Last year, the Kenyan government announced that it would close Dadaab refugee camp, repatriate Somali refugees, and disband the Department of Refugees. On February 9, 2017, a decision of the High Court in Nairobi invalidated the government’s planned course of action. The court held that return of Somali refugees would violate the 1951 Refugee Convention’s norm of non-refoulement and constitute discrimination prohibited by the Kenyan Constitution. The failure to consider individual cases under prevailing law was deemed to violate the Kenyan Fair Administrative Action Act. Further, the court held that the government lacked authority to close the Department of Refugees, which would require legislation enacted by the Parliament.
The term "Hot Returns" refers to the "push-back" operations against migrants authorized by the Spanish government in Ceuta and Melilla. After many years denouncing the situation faced by migrants attempting to irregularly cross into Spain through Ceuta and Melilla, attention is now focused on the N.D. and N.T. v. Spain case currently before the European Court of Human Rights. This is the first time an international court will have the opportunity to rule on the legality of the Spanish Government's actions along the Spanish-Moroccan border.
The headlines we saw over the past two years were European. Indeed, the word “crisis” was first attached to refugees when the refugees showed up in Europe. But this is not a European issue, or even a Western one. The numbers of refugees reaching Europe fell in 2016 to about one third the 2015 levels from 1 million to 300 thousand thanks to the constraints on transit imposed by Turkey as part of the EU Turkey deal. The Syrian war was plainly a humanitarian crisis for the millions of persons displaced by the violence. The dangers of crossing the Mediterranean from Libya have not declined. But for Europe, the secondary flow of refugees from Syria’s neighbors presented and presents not a demographic or economic crisis (the number of asylum-seekers arriving in Europe is about one-half of one percent of the continent’s total population). The crisis is one of governance, more specifically governance failure.
There will be much to report about Donald Trump’s Executive Orders relating to immigration enforcement and refugees over the coming weeks and months. Receiving most attention at the moment are the literally dozens of court cases challenging the ban on the admission of persons from seven predominantly Muslim countries and suspension of the U.S. refugee program.
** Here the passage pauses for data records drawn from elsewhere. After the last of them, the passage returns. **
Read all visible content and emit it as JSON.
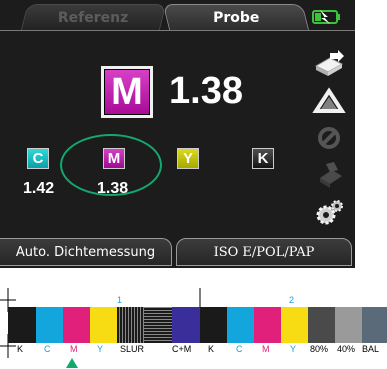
{
  "tabs": [
    {
      "label": "Referenz",
      "active": false
    },
    {
      "label": "Probe",
      "active": true
    }
  ],
  "main": {
    "patch_letter": "M",
    "value": "1.38",
    "patch_color": "#c020b0"
  },
  "channels": [
    {
      "letter": "C",
      "value": "1.42",
      "color": "#10b8c0"
    },
    {
      "letter": "M",
      "value": "1.38",
      "color": "#c020b0"
    },
    {
      "letter": "Y",
      "value": "",
      "color": "#c0c010"
    },
    {
      "letter": "K",
      "value": "",
      "color": "#222222"
    }
  ],
  "highlight_color": "#12a86e",
  "side_icons": [
    "transfer-icon",
    "triangle-icon",
    "disabled-no-icon",
    "disabled-stack-icon",
    "gears-icon"
  ],
  "buttons": {
    "auto": "Auto. Dichtemessung",
    "iso": "ISO E/POL/PAP"
  },
  "colorbar": {
    "group_numbers": [
      "1",
      "2"
    ],
    "labels": [
      "K",
      "C",
      "M",
      "Y",
      "SLUR",
      "C+M",
      "K",
      "C",
      "M",
      "Y",
      "80%",
      "40%",
      "BAL"
    ]
  }
}
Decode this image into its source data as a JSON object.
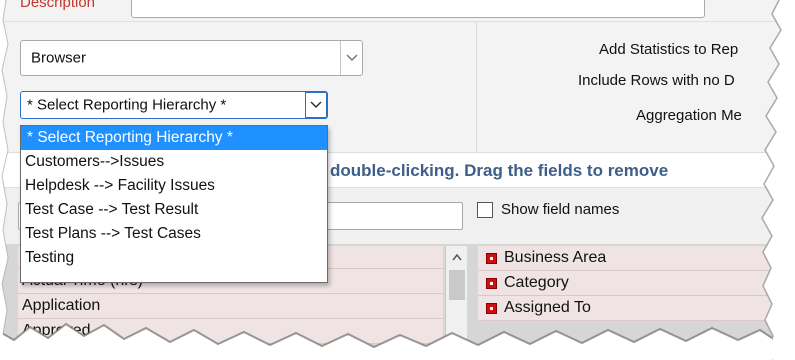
{
  "description": {
    "label": "Description"
  },
  "config": {
    "browser_select": {
      "value": "Browser"
    },
    "hierarchy_select": {
      "value": "* Select Reporting Hierarchy *"
    },
    "options": {
      "add_statistics": "Add Statistics to Rep",
      "include_rows": "Include Rows with no D",
      "aggregation": "Aggregation Me"
    }
  },
  "hierarchy_dropdown": {
    "items": [
      "* Select Reporting Hierarchy *",
      "Customers-->Issues",
      "Helpdesk --> Facility Issues",
      "Test Case --> Test Result",
      "Test Plans --> Test Cases",
      "Testing"
    ],
    "selected_index": 0
  },
  "instructions": {
    "text": "double-clicking. Drag the fields to remove"
  },
  "field_search": {
    "show_field_names_label": "Show field names"
  },
  "available_fields": [
    "Actual Time (hrs)",
    "Application",
    "Approved"
  ],
  "selected_fields": [
    "Business Area",
    "Category",
    "Assigned To"
  ],
  "colors": {
    "selection": "#1e90ff",
    "instruction_text": "#3d5f8a",
    "field_marker": "#cc1111",
    "label_red": "#c0392b"
  },
  "icons": {
    "dropdown_arrow": "chevron-down-icon",
    "field_remove": "red-square-icon",
    "scroll_up": "chevron-up-icon"
  }
}
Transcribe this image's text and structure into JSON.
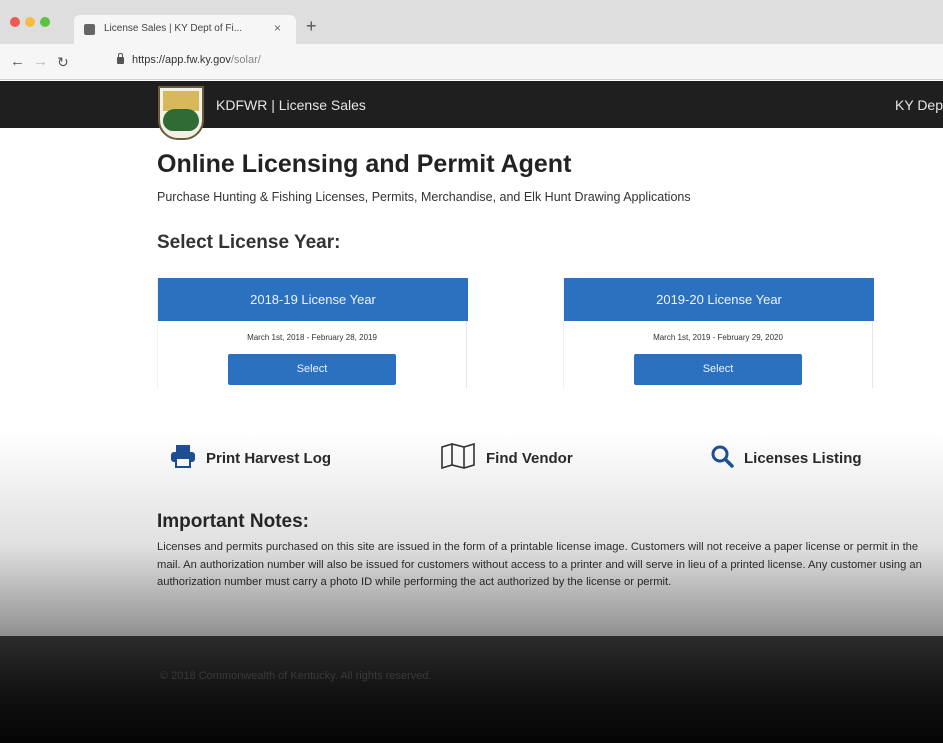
{
  "browser": {
    "tab_title": "License Sales | KY Dept of Fi...",
    "tab_close": "×",
    "new_tab": "+",
    "url_host": "https://app.fw.ky.gov",
    "url_path": "/solar/"
  },
  "header": {
    "brand": "KDFWR | License Sales",
    "right_text": "KY Dep"
  },
  "main": {
    "title": "Online Licensing and Permit Agent",
    "subtitle": "Purchase Hunting & Fishing Licenses, Permits, Merchandise, and Elk Hunt Drawing Applications",
    "select_heading": "Select License Year:",
    "license_years": [
      {
        "label": "2018-19 License Year",
        "range": "March 1st, 2018 - February 28, 2019",
        "button": "Select"
      },
      {
        "label": "2019-20 License Year",
        "range": "March 1st, 2019 - February 29, 2020",
        "button": "Select"
      }
    ],
    "quick_links": [
      {
        "label": "Print Harvest Log",
        "icon": "printer-icon"
      },
      {
        "label": "Find Vendor",
        "icon": "map-icon"
      },
      {
        "label": "Licenses Listing",
        "icon": "search-icon"
      }
    ]
  },
  "notes": {
    "heading": "Important Notes:",
    "body": "Licenses and permits purchased on this site are issued in the form of a printable license image. Customers will not receive a paper license or permit in the mail. An authorization number will also be issued for customers without access to a printer and will serve in lieu of a printed license. Any customer using an authorization number must carry a photo ID while performing the act authorized by the license or permit."
  },
  "footer": {
    "text": "© 2018 Commonwealth of Kentucky. All rights reserved."
  },
  "colors": {
    "primary": "#2b71c0",
    "header_bg": "#1f1f1f"
  }
}
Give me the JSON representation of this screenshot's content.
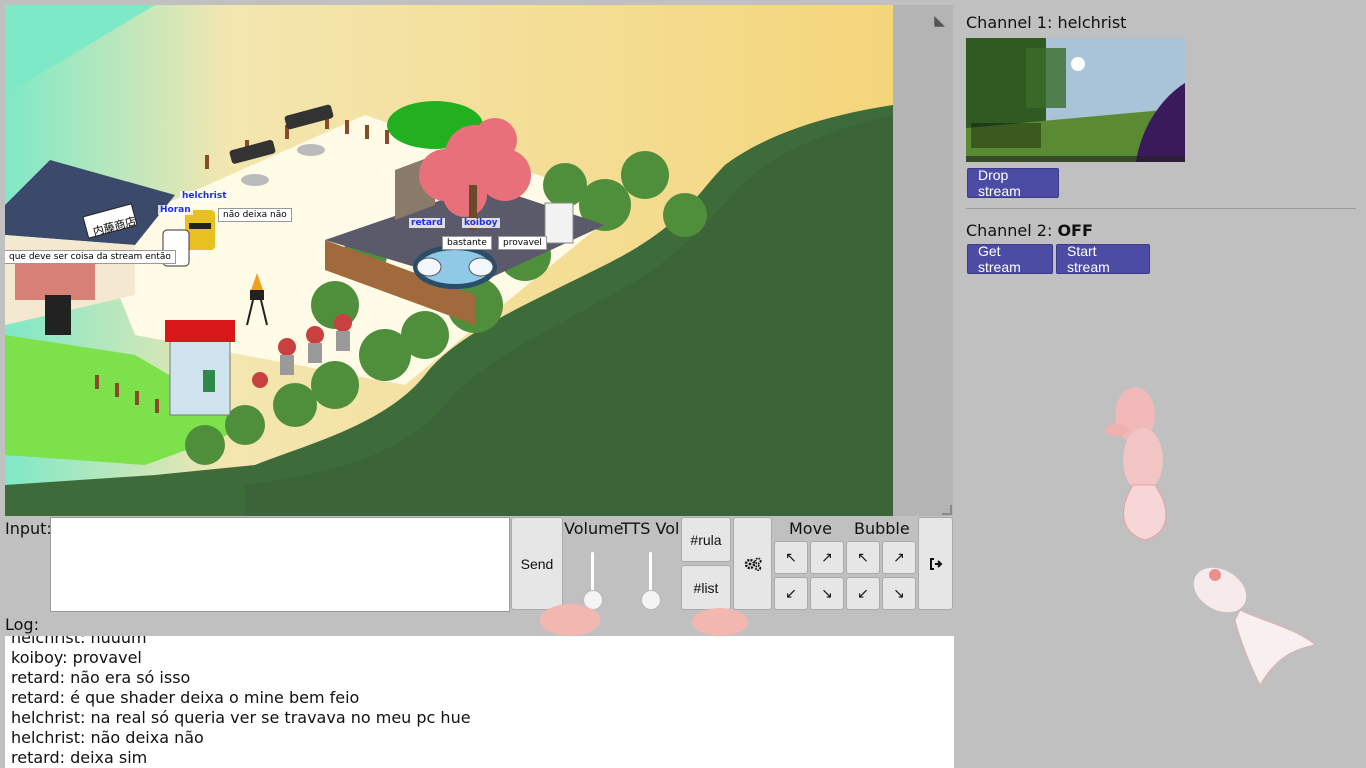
{
  "game": {
    "characters": [
      {
        "name": "helchrist",
        "bubble": "não deixa não"
      },
      {
        "name": "Horan",
        "bubble": "que deve ser coisa da stream então"
      },
      {
        "name": "retard",
        "bubble": "bastante"
      },
      {
        "name": "koiboy",
        "bubble": "provavel"
      }
    ],
    "shop_sign": "内藤商店"
  },
  "controls": {
    "input_label": "Input:",
    "input_value": "",
    "send_label": "Send",
    "volume_label": "Volume",
    "tts_label": "TTS Vol.",
    "rula_label": "#rula",
    "list_label": "#list",
    "move_label": "Move",
    "bubble_label": "Bubble",
    "arrows": {
      "up_left": "↖",
      "up_right": "↗",
      "down_left": "↙",
      "down_right": "↘"
    },
    "settings_icon": "gears-icon",
    "logout_icon": "logout-icon"
  },
  "log": {
    "label": "Log:",
    "lines": [
      "helchrist: huuum",
      "koiboy: provavel",
      "retard: não era só isso",
      "retard: é que shader deixa o mine bem feio",
      "helchrist: na real só queria ver se travava no meu pc hue",
      "helchrist: não deixa não",
      "retard: deixa sim"
    ]
  },
  "streams": {
    "channel1": {
      "label": "Channel 1: ",
      "user": "helchrist",
      "button": "Drop stream"
    },
    "channel2": {
      "label": "Channel 2: ",
      "status": "OFF",
      "get_button": "Get stream",
      "start_button": "Start stream"
    }
  },
  "colors": {
    "button_accent": "#4c4ca4",
    "name_tag": "#2030e0"
  }
}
Yesterday, the federal Court of Appeals for the Ninth Circuit upheld a decision by a Seattle, Washington district court granting a nationwide Temporary Restraining Order that suspended enforcement of these aspects of one of the Executive Orders.